IMC Games, a Korean video game developer, started using Smartcat for localizing their games a year ago. We asked Inês Gonçalves, the company’s localization manager, to explain why they picked Smartcat and how they use it in their daily workflow.
Customer & challenge
Inês Gonçalves, Localization Manager at IMC Games
IMC Games is a software development team whose most famous games are the award-winning Granado Espada and the more recent, “cute”-styled Tree of Savior. Formed in 2003, the company usually has its games published by external publishers. In 2016, the team started self-publishing some of its titles on Steam and decided to adopt an internal localization process for those. As the volume of already-translated and soon-to-be-translated content was pretty hefty by then, finding a fitting solution was no easy task.
The team finally opted for Smartcat, and has since been localizing their two most popular MMORPGs on the platform. Here’s why.
1. Unlimited storage
Smartcat does not limit the number of projects or TMs one can have in a free account, which makes transition to it smooth and painless:
“We were localizing two MMORPGs which had a lot of text to process, so we needed a CAT tool that could handle large projects and very extensive TMs,” says Inês Gonçalves, localization specialist at IMC Games. “The fact that Smartcat allowed us to have that for free was a big factor in deciding to use it for our translations.”
2. Any number of users

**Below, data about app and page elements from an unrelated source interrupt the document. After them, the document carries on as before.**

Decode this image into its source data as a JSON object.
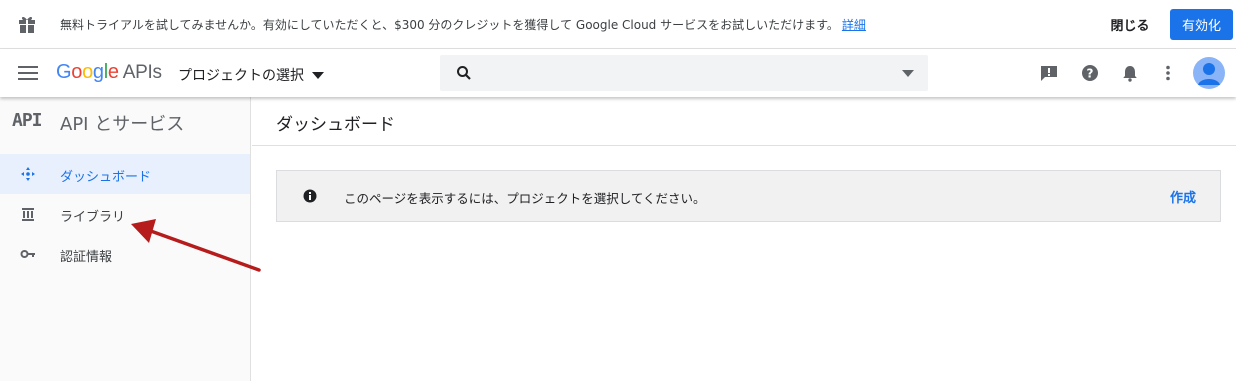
{
  "banner": {
    "message": "無料トライアルを試してみませんか。有効にしていただくと、$300 分のクレジットを獲得して Google Cloud サービスをお試しいただけます。",
    "details_link": "詳細",
    "close_label": "閉じる",
    "activate_label": "有効化"
  },
  "header": {
    "logo_google": "Google",
    "logo_apis": "APIs",
    "project_selector": "プロジェクトの選択"
  },
  "sidebar": {
    "api_badge": "API",
    "title": "API とサービス",
    "items": [
      {
        "label": "ダッシュボード",
        "icon": "dashboard-icon",
        "active": true
      },
      {
        "label": "ライブラリ",
        "icon": "library-icon",
        "active": false
      },
      {
        "label": "認証情報",
        "icon": "key-icon",
        "active": false
      }
    ]
  },
  "main": {
    "title": "ダッシュボード",
    "notice_text": "このページを表示するには、プロジェクトを選択してください。",
    "create_label": "作成"
  },
  "colors": {
    "accent": "#1a73e8",
    "arrow": "#b71c1c"
  }
}
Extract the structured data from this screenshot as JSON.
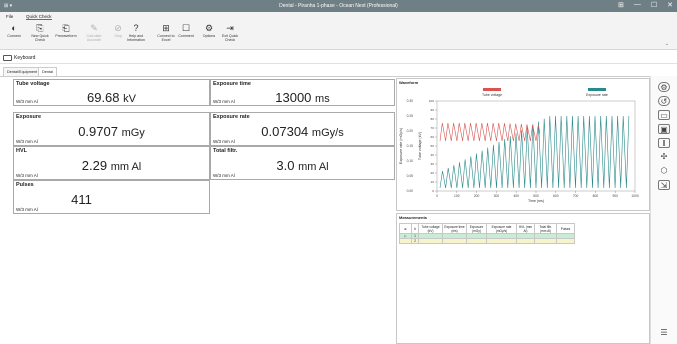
{
  "window": {
    "title": "Dental - Piranha 1-phase - Ocean Next (Professional)",
    "controls": [
      "⊞",
      "—",
      "☐",
      "✕"
    ]
  },
  "menu": {
    "file": "File",
    "quick_check": "Quick Check"
  },
  "ribbon": {
    "buttons": [
      {
        "label": "Connect",
        "icon": "connect-icon",
        "glyph": "◐"
      },
      {
        "label": "New Quick Check",
        "icon": "new-check-icon",
        "glyph": "⎘"
      },
      {
        "label": "Prewaveform",
        "icon": "prewaveform-icon",
        "glyph": "⎗"
      },
      {
        "label": "Calculate Accurate",
        "icon": "calculate-icon",
        "glyph": "✎"
      },
      {
        "label": "Stop",
        "icon": "stop-icon",
        "glyph": "⊘"
      },
      {
        "label": "Help and Information",
        "icon": "help-icon",
        "glyph": "?"
      },
      {
        "label": "Connect to Excel",
        "icon": "excel-icon",
        "glyph": "⊞"
      },
      {
        "label": "Comment",
        "icon": "comment-icon",
        "glyph": "☐"
      },
      {
        "label": "Options",
        "icon": "options-icon",
        "glyph": "⚙"
      },
      {
        "label": "Exit Quick Check",
        "icon": "exit-icon",
        "glyph": "⇥"
      }
    ]
  },
  "toolbar": {
    "keyboard": "Keyboard"
  },
  "tabs": [
    "Dental/Equipment",
    "Dental"
  ],
  "panels": [
    {
      "title": "Tube voltage",
      "value": "69.68",
      "unit": "kV",
      "foot": "W/3 mm Al"
    },
    {
      "title": "Exposure time",
      "value": "13000",
      "unit": "ms",
      "foot": "W/3 mm Al"
    },
    {
      "title": "Exposure",
      "value": "0.9707",
      "unit": "mGy",
      "foot": "W/3 mm Al"
    },
    {
      "title": "Exposure rate",
      "value": "0.07304",
      "unit": "mGy/s",
      "foot": "W/3 mm Al"
    },
    {
      "title": "HVL",
      "value": "2.29",
      "unit": "mm Al",
      "foot": "W/3 mm Al"
    },
    {
      "title": "Total filtr.",
      "value": "3.0",
      "unit": "mm Al",
      "foot": "W/3 mm Al"
    },
    {
      "title": "Pulses",
      "value": "411",
      "unit": "",
      "foot": "W/3 mm Al"
    }
  ],
  "waveform": {
    "title": "Waveform",
    "chart_data": {
      "type": "line",
      "xlabel": "Time (ms)",
      "ylabel_left": "Exposure rate (mGy/s)",
      "ylabel_right": "Tube voltage (kV)",
      "series": [
        {
          "name": "Tube voltage",
          "color": "#d9534f"
        },
        {
          "name": "Exposure rate",
          "color": "#2a8a8a"
        }
      ],
      "x_ticks": [
        "0",
        "100",
        "200",
        "300",
        "400",
        "500",
        "600",
        "700",
        "800",
        "900",
        "1000"
      ],
      "y_left_ticks": [
        "0.30",
        "0.25",
        "0.20",
        "0.15",
        "0.10",
        "0.05",
        "0.00"
      ],
      "y_right_ticks": [
        "100",
        "90",
        "80",
        "70",
        "60",
        "50",
        "40",
        "30",
        "20",
        "10",
        "0"
      ],
      "xlim": [
        0,
        1000
      ],
      "ylim_left": [
        0,
        0.3
      ],
      "ylim_right": [
        0,
        100
      ]
    }
  },
  "measurements": {
    "title": "Measurements",
    "columns": [
      "#",
      "Tube voltage (kV)",
      "Exposure time (ms)",
      "Exposure (mGy)",
      "Exposure rate (mGy/s)",
      "HVL (mm Al)",
      "Total filtr. (mm Al)",
      "Pulses"
    ],
    "rows": [
      [
        "1",
        "",
        "",
        "",
        "",
        "",
        "",
        ""
      ],
      [
        "2",
        "",
        "",
        "",
        "",
        "",
        "",
        ""
      ]
    ]
  },
  "rightbar": [
    "settings-icon",
    "reset-icon",
    "waveform-view-icon",
    "layout-icon",
    "compare-icon",
    "expand-icon",
    "tag-icon",
    "export-icon",
    "list-icon"
  ]
}
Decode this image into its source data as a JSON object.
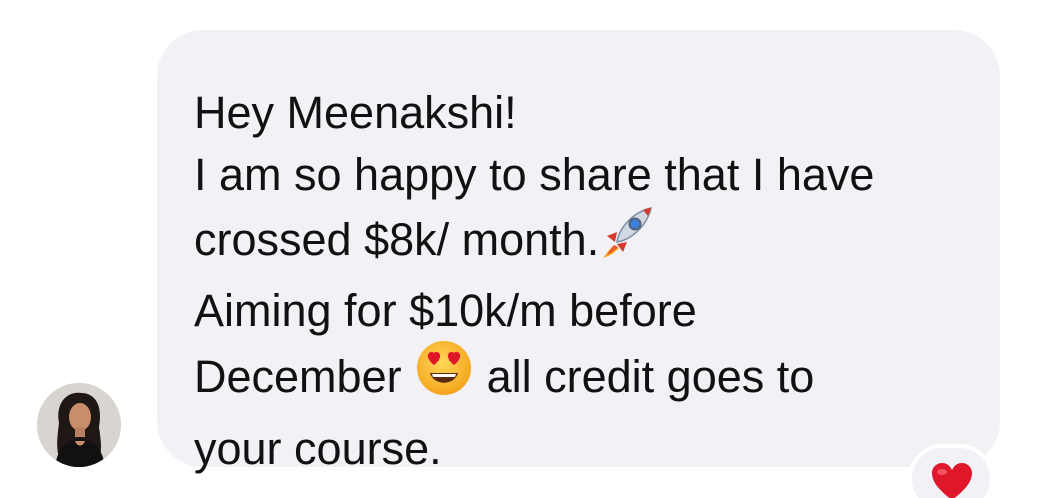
{
  "message": {
    "lines": [
      "Hey Meenakshi!",
      "I am so happy to share that I have",
      "crossed $8k/ month.",
      "Aiming for $10k/m before",
      "December",
      "all credit goes to",
      "your course."
    ],
    "emojis": {
      "line3": "rocket-icon",
      "line5": "heart-eyes-emoji-icon"
    }
  },
  "reaction": {
    "icon": "red-heart-icon",
    "color": "#e0162b"
  },
  "sender": {
    "avatar": "avatar"
  },
  "colors": {
    "bubble": "#f1f1f6",
    "text": "#111111"
  }
}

Neither does Smartcat limit the number of users in account: Thanks to the no-seats policy, you can invite as many users to your account as you need, which is handy for in-house localization teams.

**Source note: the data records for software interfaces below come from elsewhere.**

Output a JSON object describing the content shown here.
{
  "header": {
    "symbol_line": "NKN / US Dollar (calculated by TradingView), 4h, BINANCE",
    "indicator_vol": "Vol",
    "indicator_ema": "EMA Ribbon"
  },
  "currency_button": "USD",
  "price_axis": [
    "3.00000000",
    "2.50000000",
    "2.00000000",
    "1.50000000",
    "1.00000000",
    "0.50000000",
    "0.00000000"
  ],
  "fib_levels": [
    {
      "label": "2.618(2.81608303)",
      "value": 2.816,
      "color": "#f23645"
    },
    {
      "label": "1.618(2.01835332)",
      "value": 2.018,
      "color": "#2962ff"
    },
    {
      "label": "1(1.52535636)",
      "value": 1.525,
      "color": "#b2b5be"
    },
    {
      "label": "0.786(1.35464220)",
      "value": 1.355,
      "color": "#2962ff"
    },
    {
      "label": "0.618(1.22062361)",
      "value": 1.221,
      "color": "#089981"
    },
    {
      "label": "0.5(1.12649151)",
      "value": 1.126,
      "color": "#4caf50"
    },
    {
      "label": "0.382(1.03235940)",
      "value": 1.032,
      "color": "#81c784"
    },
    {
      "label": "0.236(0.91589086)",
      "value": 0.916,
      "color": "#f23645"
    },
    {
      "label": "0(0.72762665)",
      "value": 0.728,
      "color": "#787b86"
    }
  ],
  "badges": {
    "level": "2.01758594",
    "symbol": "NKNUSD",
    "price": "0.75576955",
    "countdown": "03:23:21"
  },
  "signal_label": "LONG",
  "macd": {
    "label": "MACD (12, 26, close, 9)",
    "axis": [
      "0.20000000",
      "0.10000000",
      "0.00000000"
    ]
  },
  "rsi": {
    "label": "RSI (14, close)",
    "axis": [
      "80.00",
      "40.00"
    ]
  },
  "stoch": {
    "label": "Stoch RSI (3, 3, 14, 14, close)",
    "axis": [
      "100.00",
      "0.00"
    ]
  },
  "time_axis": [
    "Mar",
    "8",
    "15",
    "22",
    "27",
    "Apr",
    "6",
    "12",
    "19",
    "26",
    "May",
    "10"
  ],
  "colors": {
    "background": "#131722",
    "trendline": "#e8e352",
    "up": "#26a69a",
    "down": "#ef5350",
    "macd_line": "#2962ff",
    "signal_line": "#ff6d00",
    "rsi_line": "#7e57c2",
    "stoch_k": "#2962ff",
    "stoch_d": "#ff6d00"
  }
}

“We always have 2–3 people working on localization in-house, with more members added when needed,” says Inês. “Sometimes, if the content that needs to be localized ends up being too much for our intended deadline, we will work with a translation agency to deal with some of the burden.”
3. Real-time collaboration

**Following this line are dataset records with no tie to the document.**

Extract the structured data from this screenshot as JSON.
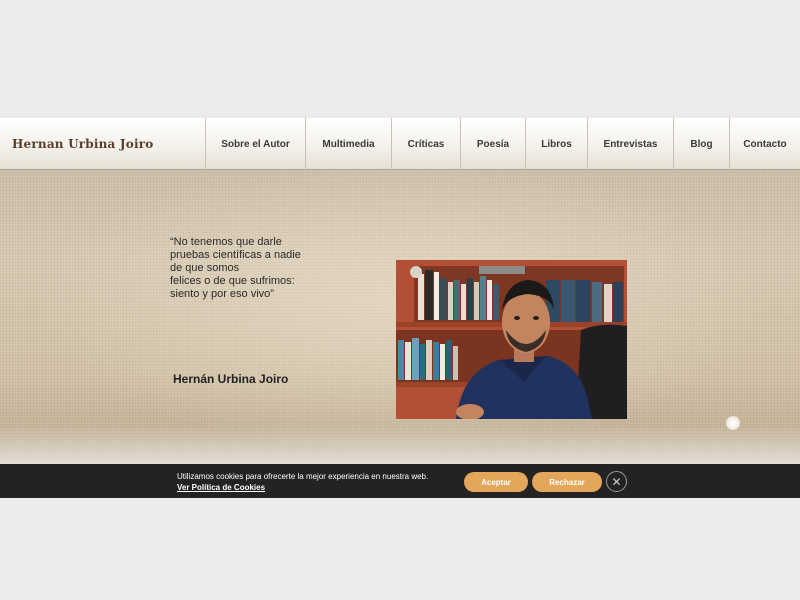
{
  "header": {
    "logo": "Hernan Urbina Joiro",
    "nav": [
      "Sobre el Autor",
      "Multimedia",
      "Críticas",
      "Poesía",
      "Libros",
      "Entrevistas",
      "Blog",
      "Contacto"
    ]
  },
  "hero": {
    "quote_lines": [
      "“No tenemos que darle",
      "pruebas científicas a nadie",
      "de que somos",
      "felices o de que sufrimos:",
      "siento y por eso vivo”"
    ],
    "author": "Hernán Urbina Joiro"
  },
  "cookie": {
    "message": "Utilizamos cookies para ofrecerte la mejor experiencia en nuestra web.",
    "link": "Ver Política de Cookies",
    "accept": "Aceptar",
    "reject": "Rechazar",
    "close_icon": "close-icon"
  },
  "colors": {
    "logo": "#5a3e2b",
    "button": "#e3a65a",
    "cookie_bar": "#232323"
  }
}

All account users can work on the same document in real time. “We proofread each others’ translations and, after everything is complete, the translated files are sent to the team in charge of applying them in-game,” says Inês. IMC Games is also looking into the possibility of outsourcing some of the in-house work to freelancers or agencies using Smartcat’s translator/LSP marketplace, respectively, who will also work on the same documents in real time.
4. Tracking the progress
With Smartcat, you always know how much volume you need to localize, and how far along the way you are in the process.
“We receive the Korean text files and upload them to Smartcat to calculate the page count and set up a schedule for the English-language update,” says Inês. “The statistics page is most useful for setting the deadline for the project and checking our progress as we go.”
5. Terminological consistency
Finally, keeping the tone and terminology consistent throughout the text is paramount for video game localizations, as gamers are one of the most demanding audiences. Smartcat enables that with the help of glossaries and translation memories.
“We usually have more than one person working on content updates, so we depend on Smartcat’s glossaries to make sure our terms are translated the same across projects,” says Inês. “The first person to come across a new NPC name, region, item, etc. can simply register the term in the glossary so the others can see it pop up in the CAT section of the editor.”
The game developer has been happy with their transition to in-house localization in Smartcat. It has been cost- and time-efficient, with much faster response times to updates than previously. IMC Games’ case shows that even small teams can handle big localization projects successfully. They just have to have the right tools at hand and think not about license limits or restrictions, but about what matters the most — the game’s voice.